Protesters also demanded a guaranteed income for those who lost their jobs because of the coronavirus pandemic, increased education and health funding, farmer production and rights for women and vulnerable populations, as well as tangible steps to stop gender-based violence. 


For Colombians, violence against women is nothing new. Since the pandemic, the country has seen a surge in femicides and domestic violence


“It’s a loss of 10 years of work toward gender equality because women are returning to these patriarchal spaces,” said Carolina Mosquera, researcher at the Bogotá-based think-tank, Sisma Mujer, as reported by Al Jazeera.  It brings us back to this old dynamic of the man as the provider and the woman who cares for the home.” 


People hoped as the lockdown became less strict, the rate of gender-based violence would decrease; however, in the month of September, 86 femicides were recorded, the highest monthly number counted since the killings began to be tracked in 2017.


There have been a number of protests focusing specifically on gender-based violence against women, as violence against women in the country has been largely ignored by the government. 


One of the events that sparked protests for women’s rights in June was soldiers admitting to the rape of a 13-year-old Indigenous child. According to The Guardian, some observers said the “horrific episode reveals systemic cruelty within the military.”


“It’s something systematic, and if their security training and doctrine doesn’t change and doesn’t include a serious human rights component, we can expect to see crimes like this becoming normalised,” Mafe Carrascal, a Bogotá-based activist, said. 
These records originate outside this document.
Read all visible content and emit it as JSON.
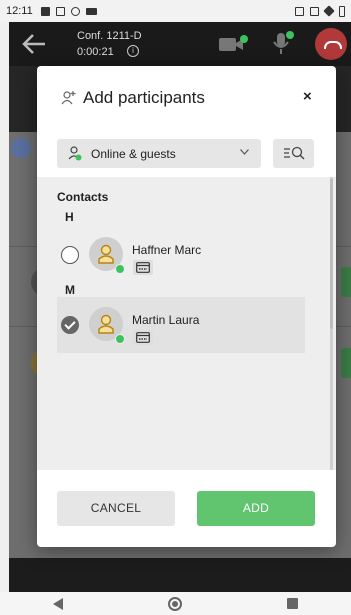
{
  "status_bar": {
    "time": "12:11"
  },
  "call_header": {
    "conference_name": "Conf. 1211-D",
    "duration": "0:00:21"
  },
  "dialog": {
    "title": "Add participants",
    "close_label": "×",
    "filter": {
      "selected": "Online & guests"
    },
    "contacts_heading": "Contacts",
    "groups": [
      {
        "letter": "H",
        "contacts": [
          {
            "name": "Haffner Marc",
            "selected": false,
            "presence": "online"
          }
        ]
      },
      {
        "letter": "M",
        "contacts": [
          {
            "name": "Martin Laura",
            "selected": true,
            "presence": "online"
          }
        ]
      }
    ],
    "cancel_label": "CANCEL",
    "add_label": "ADD"
  },
  "colors": {
    "accent_green": "#61c46f",
    "presence_green": "#3cc35e",
    "hangup_red": "#b03a3a"
  }
}
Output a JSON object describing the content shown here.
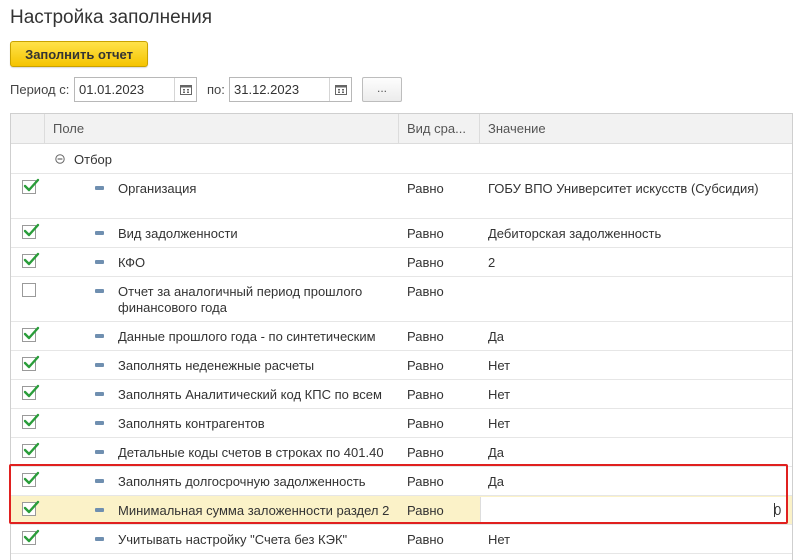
{
  "page": {
    "title": "Настройка заполнения"
  },
  "toolbar": {
    "fill_button": "Заполнить отчет"
  },
  "period": {
    "from_label": "Период с:",
    "from_value": "01.01.2023",
    "to_label": "по:",
    "to_value": "31.12.2023",
    "dots_label": "..."
  },
  "grid": {
    "columns": {
      "field": "Поле",
      "compare": "Вид сра...",
      "value": "Значение"
    },
    "group": {
      "label": "Отбор"
    },
    "rows": [
      {
        "checked": true,
        "field": "Организация",
        "field2": "",
        "compare": "Равно",
        "value": "ГОБУ ВПО Университет искусств (Субсидия)"
      },
      {
        "checked": true,
        "field": "Вид задолженности",
        "field2": "",
        "compare": "Равно",
        "value": "Дебиторская задолженность"
      },
      {
        "checked": true,
        "field": "КФО",
        "field2": "",
        "compare": "Равно",
        "value": "2"
      },
      {
        "checked": false,
        "field": "Отчет за аналогичный период прошлого",
        "field2": "финансового года",
        "compare": "Равно",
        "value": ""
      },
      {
        "checked": true,
        "field": "Данные прошлого года - по синтетическим",
        "field2": "",
        "compare": "Равно",
        "value": "Да"
      },
      {
        "checked": true,
        "field": "Заполнять неденежные расчеты",
        "field2": "",
        "compare": "Равно",
        "value": "Нет"
      },
      {
        "checked": true,
        "field": "Заполнять Аналитический код КПС по всем",
        "field2": "",
        "compare": "Равно",
        "value": "Нет"
      },
      {
        "checked": true,
        "field": "Заполнять контрагентов",
        "field2": "",
        "compare": "Равно",
        "value": "Нет"
      },
      {
        "checked": true,
        "field": "Детальные коды счетов в строках по 401.40",
        "field2": "",
        "compare": "Равно",
        "value": "Да"
      },
      {
        "checked": true,
        "field": "Заполнять долгосрочную задолженность",
        "field2": "",
        "compare": "Равно",
        "value": "Да"
      },
      {
        "checked": true,
        "field": "Минимальная сумма заложенности раздел 2",
        "field2": "",
        "compare": "Равно",
        "value": "0",
        "selected": true
      },
      {
        "checked": true,
        "field": "Учитывать настройку \"Счета без КЭК\"",
        "field2": "",
        "compare": "Равно",
        "value": "Нет"
      }
    ]
  },
  "colors": {
    "accent": "#f5c400",
    "highlight_border": "#e0201f",
    "checkmark": "#2a9d3a",
    "selected_row": "#fbf2c8"
  }
}
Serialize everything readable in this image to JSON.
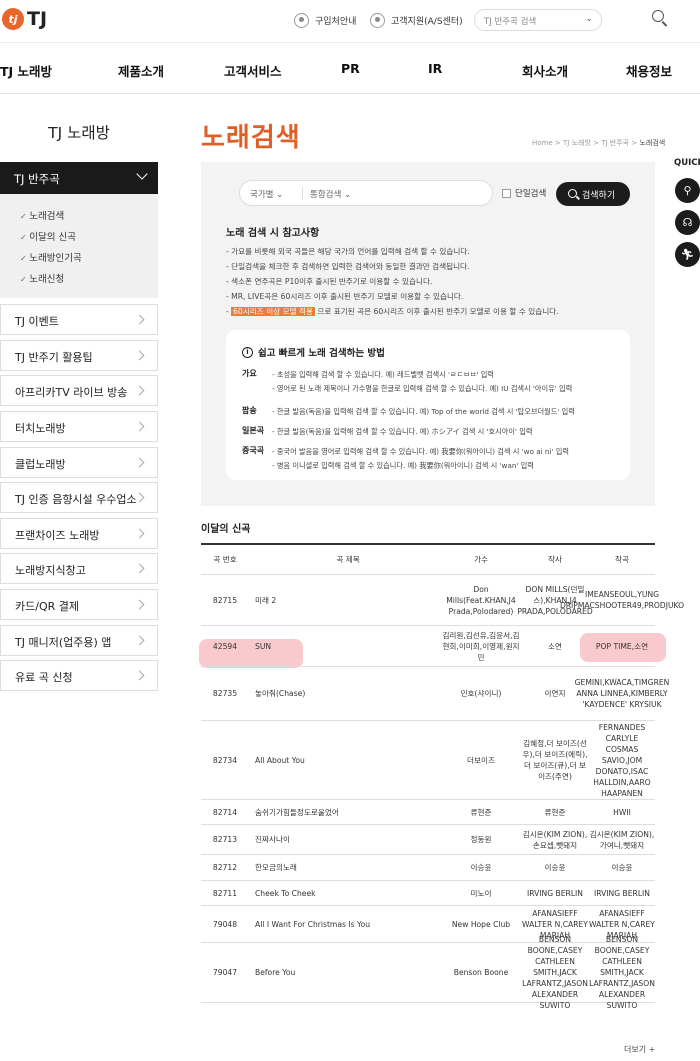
{
  "header": {
    "logo_mark": "tj",
    "logo_text": "TJ",
    "links": [
      "구입처안내",
      "고객지원(A/S센터)"
    ],
    "search_placeholder": "TJ 반주곡 검색",
    "chevron": "⌄"
  },
  "gnb": [
    "TJ 노래방",
    "제품소개",
    "고객서비스",
    "PR",
    "IR",
    "회사소개",
    "채용정보"
  ],
  "sidebar": {
    "title": "TJ 노래방",
    "active": "TJ 반주곡",
    "sub_items": [
      "노래검색",
      "이달의 신곡",
      "노래방인기곡",
      "노래신청"
    ],
    "items": [
      "TJ 이벤트",
      "TJ 반주기 활용팁",
      "아프리카TV 라이브 방송",
      "터치노래방",
      "클럽노래방",
      "TJ 인증 음향시설 우수업소",
      "프랜차이즈 노래방",
      "노래방지식창고",
      "카드/QR 결제",
      "TJ 매니저(업주용) 앱",
      "유료 곡 신청"
    ]
  },
  "main": {
    "title": "노래검색",
    "breadcrumb": [
      "Home",
      "TJ 노래방",
      "TJ 반주곡",
      "노래검색"
    ],
    "search": {
      "country": "국가별",
      "type": "통합검색",
      "single_label": "단일검색",
      "button": "검색하기"
    },
    "ref_title": "노래 검색 시 참고사항",
    "ref_lines": [
      "- 가요를 비롯해 외국 곡들은 해당 국가의 언어를 입력해 검색 할 수 있습니다.",
      "- 단일검색을 체크한 후 검색하면 입력한 검색어와 동일한 결과만 검색됩니다.",
      "- 색소폰 연주곡은 P10이후 출시된 반주기로 이용할 수 있습니다.",
      "- MR, LIVE곡은 60시리즈 이후 출시된 반주기 모델로 이용할 수 있습니다."
    ],
    "ref_last_hl": "60시리즈 이상 모델 적용",
    "ref_last_rest": " 으로 표기된 곡은 60시리즈 이후 출시된 반주기 모델로 이용 할 수 있습니다.",
    "tip_title": "쉽고 빠르게 노래 검색하는 방법",
    "tips": [
      {
        "k": "가요",
        "v": [
          "- 초성을 입력해 검색 할 수 있습니다. 예) 레드벨벳 검색시 'ㄹㄷㅂㅂ' 입력",
          "- 영어로 된 노래 제목이나 가수명을 한글로 입력해 검색 할 수 있습니다.   예) IU 검색시 '아이유' 입력"
        ]
      },
      {
        "k": "팝송",
        "v": [
          "- 한글 발음(독음)을 입력해 검색 할 수 있습니다. 예) Top of the world 검색 시 '탑오브더월드' 입력"
        ]
      },
      {
        "k": "일본곡",
        "v": [
          "- 한글 발음(독음)을 입력해 검색 할 수 있습니다. 예) ホシアイ 검색 시 '호시아이' 입력"
        ]
      },
      {
        "k": "중국곡",
        "v": [
          "- 중국어 발음을 영어로 입력해 검색 할 수 있습니다.   예) 我要你(워아이니) 검색 시 'wo ai ni' 입력",
          "- 병음 이니셜로 입력해 검색 할 수 있습니다. 예) 我要你(워아이니) 검색 시 'wan' 입력"
        ]
      }
    ],
    "new_title": "이달의 신곡",
    "table": {
      "headers": [
        "곡 번호",
        "곡 제목",
        "가수",
        "작사",
        "작곡"
      ],
      "rows": [
        [
          "82715",
          "미래 2",
          "Don Mills(Feat.KHAN,J4 Prada,Polodared)",
          "DON MILLS(던밀스),KHAN,J4 PRADA,POLODARED",
          "IMEANSEOUL,YUNG DRIPMACSHOOTER49,PRODJUKO"
        ],
        [
          "42594",
          "SUN",
          "김리원,김선유,김윤서,김현희,이미희,이영제,원지민",
          "소연",
          "POP TIME,소연"
        ],
        [
          "82735",
          "놓아줘(Chase)",
          "민호(샤이니)",
          "이연지",
          "GEMINI,KWACA,TIMGREN ANNA LINNEA,KIMBERLY 'KAYDENCE' KRYSIUK"
        ],
        [
          "82734",
          "All About You",
          "더보이즈",
          "김혜정,더 보이즈(선우),더 보이즈(에릭),더 보이즈(큐),더 보이즈(주연)",
          "FERNANDES CARLYLE COSMAS SAVIO,JOM DONATO,ISAC HALLDIN,AARO HAAPANEN"
        ],
        [
          "82714",
          "숨쉬기가힘들정도로울었어",
          "류현준",
          "류현준",
          "HWII"
        ],
        [
          "82713",
          "진짜사나이",
          "정동원",
          "김시온(KIM ZION),손요셉,뻿돼지",
          "김시온(KIM ZION),가여니,뻿돼지"
        ],
        [
          "82712",
          "한모금의노래",
          "이승윤",
          "이승윤",
          "이승윤"
        ],
        [
          "82711",
          "Cheek To Cheek",
          "미노이",
          "IRVING BERLIN",
          "IRVING BERLIN"
        ],
        [
          "79048",
          "All I Want For Christmas Is You",
          "New Hope Club",
          "AFANASIEFF WALTER N,CAREY MARIAH",
          "AFANASIEFF WALTER N,CAREY MARIAH"
        ],
        [
          "79047",
          "Before You",
          "Benson Boone",
          "BENSON BOONE,CASEY CATHLEEN SMITH,JACK LAFRANTZ,JASON ALEXANDER SUWITO",
          "BENSON BOONE,CASEY CATHLEEN SMITH,JACK LAFRANTZ,JASON ALEXANDER SUWITO"
        ]
      ]
    },
    "more": "더보기 +"
  },
  "quick": {
    "label": "QUICK",
    "icons": [
      "search-icon",
      "headset-icon",
      "run-icon"
    ]
  },
  "colors": {
    "accent": "#e05f27",
    "dark": "#1a1a1a",
    "highlight": "#f6b8bd"
  }
}
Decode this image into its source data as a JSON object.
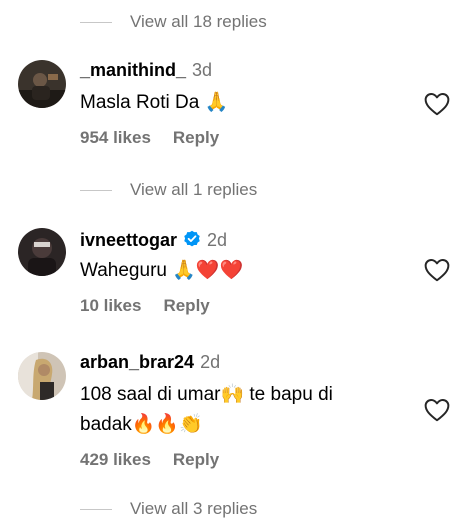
{
  "threads": [
    {
      "view_replies": "View all 18 replies"
    },
    {
      "username": "_manithind_",
      "verified": false,
      "time": "3d",
      "text": "Masla Roti Da 🙏",
      "likes": "954 likes",
      "reply_label": "Reply",
      "view_replies": "View all 1 replies"
    },
    {
      "username": "ivneettogar",
      "verified": true,
      "time": "2d",
      "text": "Waheguru 🙏❤️❤️",
      "likes": "10 likes",
      "reply_label": "Reply"
    },
    {
      "username": "arban_brar24",
      "verified": false,
      "time": "2d",
      "text_line1": "108 saal di umar🙌 te bapu di",
      "text_line2": "badak🔥🔥👏",
      "likes": "429 likes",
      "reply_label": "Reply",
      "view_replies": "View all 3 replies"
    }
  ],
  "colors": {
    "secondary_text": "#737373",
    "divider": "#c7c7c7",
    "verified_blue": "#0095f6"
  },
  "icons": {
    "like": "heart-outline-icon",
    "verified": "verified-badge-icon"
  }
}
Local and national governments have tried to respond to the violence with resources like local and national domestic violence attention lines, but critics say those are not enough to make a significant change, and also point out the lack of effective judicial resources for most women. 


In addition to the physical dangers women face, the economic fall during the pandemic and the lockdown’s disproportionate effect on women puts them at higher risk. Women have reported the reality of being stripped of their “economic autonomy.”  


Recent protests in Columbia are the latest in a series of protests that began late last year. These include September protests against police brutality that led to 13 deaths.


The national protests and strikes largely remained peaceful and Bogotá. Mayor Claudia Lopez attributed that to the presence of Indigenous people by using the term “minga,” which Indigenous groups use to refer to collective action. 


These peaceful protests were the first that police did not try to repress since Duque took control of the increasingly authoritarian government in 2018. The Colombian Supreme Court ordered respect for the right to protest and prevent police brutality, leaving the president no other option.


In place of the police, protests were observed by unarmed Indigenous guards. Government officials attempted to accuse terrorists of infiltrating the Indigenous groups, but this was largely ignored.


“This protest comes at a time of less protests around Latin America. I think Colombia is alone in the room,” said Director of Colombia Risk Analysis Sergio Guzman, according to AP News. “It’s very difficult for President Duque to carve a path forward without further dividing society.”